Henk-Willem Sanders, Technical Manager Oil & Gas and FPSO Focus Group leader at Trelleborg Sealing Solutions, said: “The quality of seals for our customers is of the upmost importance and we are continually striving for excellence, which is why we have launched this dedicated seal inspection and validation facility.”
“Typical FPSO seals are from 100mm up to 3000mm in large cross sections. The controlled environment in combination with the fact that large diameter seals can be inspected, gives our customers unrivalled reassurance when selecting a seal partner.”
Lloyd’s Register and Aker Solutions collaborate on subsea efficiency
With this new global framework agreement in place, Norwegian oil services company Aker Solutions can further improve efficiency and uphold their position as forerunner in advanced technologies for the offshore oil and gas industry.
Commenting on the achievement, Lead Group Category Manager, Gaute Fardal from Aker Solutions, said: “We are pleased to have Lloyd’s Register on board as a new Group Frame Agreement supplier to Aker Solutions. Our expectations to the agreement are highly competitive priced services and further enhanced efficiency in our processes and product solutions.”
The contract gives Aker Solutions access to all relevant services from the Lloyd’s Register Group, including inspection, compliance, certification and advisory/consulting services in areas like risk management/HSEQ, engineering dynamics, asset integrity, drilling, wells and reservoirs.

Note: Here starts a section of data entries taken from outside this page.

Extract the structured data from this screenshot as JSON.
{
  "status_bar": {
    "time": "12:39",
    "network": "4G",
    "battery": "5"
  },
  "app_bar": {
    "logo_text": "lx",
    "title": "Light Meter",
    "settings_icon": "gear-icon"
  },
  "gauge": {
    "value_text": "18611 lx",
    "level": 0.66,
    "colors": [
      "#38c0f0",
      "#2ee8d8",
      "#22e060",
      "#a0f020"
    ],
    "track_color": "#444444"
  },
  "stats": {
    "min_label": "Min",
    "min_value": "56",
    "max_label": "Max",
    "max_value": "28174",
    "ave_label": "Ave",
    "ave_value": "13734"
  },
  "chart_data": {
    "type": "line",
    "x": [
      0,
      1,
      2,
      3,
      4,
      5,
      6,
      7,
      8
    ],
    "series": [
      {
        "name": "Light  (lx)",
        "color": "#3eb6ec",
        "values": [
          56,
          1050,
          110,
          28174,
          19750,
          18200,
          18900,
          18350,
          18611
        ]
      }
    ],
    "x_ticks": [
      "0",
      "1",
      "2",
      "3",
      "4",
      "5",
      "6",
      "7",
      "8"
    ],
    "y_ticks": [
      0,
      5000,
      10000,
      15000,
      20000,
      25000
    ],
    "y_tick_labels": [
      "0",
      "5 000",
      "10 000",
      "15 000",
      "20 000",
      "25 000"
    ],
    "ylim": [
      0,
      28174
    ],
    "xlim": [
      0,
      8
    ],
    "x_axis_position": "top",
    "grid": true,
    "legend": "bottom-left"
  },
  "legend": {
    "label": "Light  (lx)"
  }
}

The project builds on Lloyd’s Register’s solid track record of enabling the oil and gas industry to improve efficiency and performance while reducing environmental impact.
The first call off from the contract is already in place: a global project for international quality management system standard ISO 9001 and ISO 14001 (environmental) certification of Aker Solution’s Subsea division. The project will be carried out by LRQA – a division of the Lloyd’s Register Group and a world leading professional assurance services organisation specialising in management systems compliance and expert advice across a broad spectrum of standards, schemes and customised assurance programmes.
“Of special interest is our process for technology qualifications,” said Alme. “This is an important area for a company like Aker Solutions, where new innovations in areas like subsea processing can be critical for tomorrow’s leading oil and gas operators.”
The Technology Qualification offered by Lloyd’s Register provides a route for companies to provide evidence that their equipment will function within specified operational limits and with an acceptable level of confidence. It gives a step-by-step approach on how to develop and operate new technologies in a safe, reliable and environmentally friendly manner.
“Our approach supports a better way to manage costs and the associated risks of bringing new technology to market,” said Alme.
The framework agreement is valid for 3 years with options for extension for a further 2 years.